‘Oh nothing. It’s just some guy called Justin. He says we met a few months ago at a club. Well, anyway he keeps calling and texting.’
‘Hmm … why don’t you just tell him you’re not interested?’
‘Well I tried, but he’s being very persistent. Anyway, I’m hoping the other guy calls and I can pretend to be unavailable?’ she says, dramatically. ‘Hence the screening, this way I can take orders over the phone and still make myself appear elusive and mysteriously hard to get at the same time.’ She laughs, seemingly satisfied with her elaborate plan.
‘So who’s the other guy then?’ I ask, feeling confused. The last time we spoke, just a couple of days ago, she was going on about some guy called Steve. Sam changes her men like the rest of us switch TV channels, making it near on impossible to keep up with her.
‘Oh my God. I can’t believe I haven’t told you about him yet. It

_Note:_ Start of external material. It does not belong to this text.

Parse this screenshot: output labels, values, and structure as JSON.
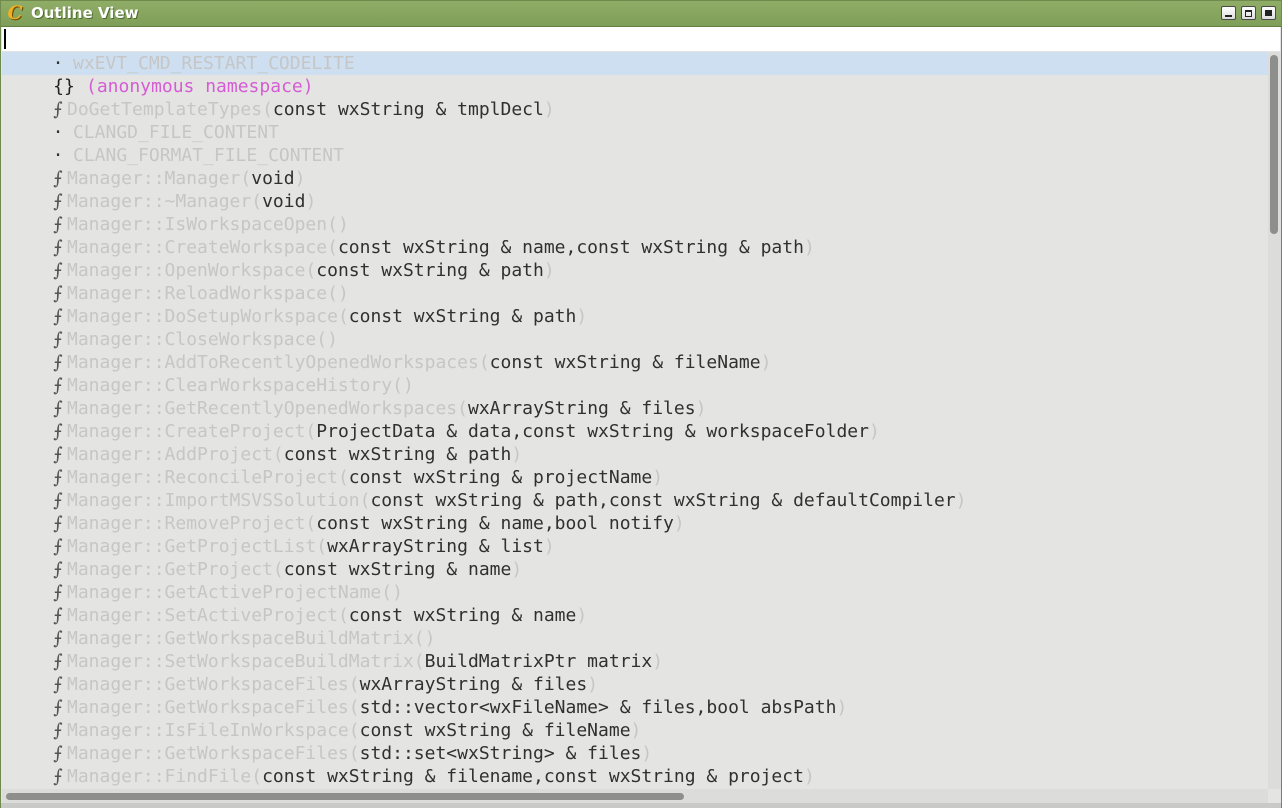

be love. I’m losing my mind already. He’s only “the one”. I met him when I was having my monthly dinner date with Dad on Friday, up in London at The Ivy. He was on the next table, and well he’s a lawyer, maritime or something, and he lives here but commutes to London. And he’s a gentleman, not full of himself like all those shouty Cityboy types, but anyway, Dad knew his boss, so we got chatting and he’s absolutely drop-dead, knicker-ripping gorgeous. Not that he’s done that yet, but I’m working on it.’ I try and push the image of Sam’s knickers being ripped from her body, from my mind.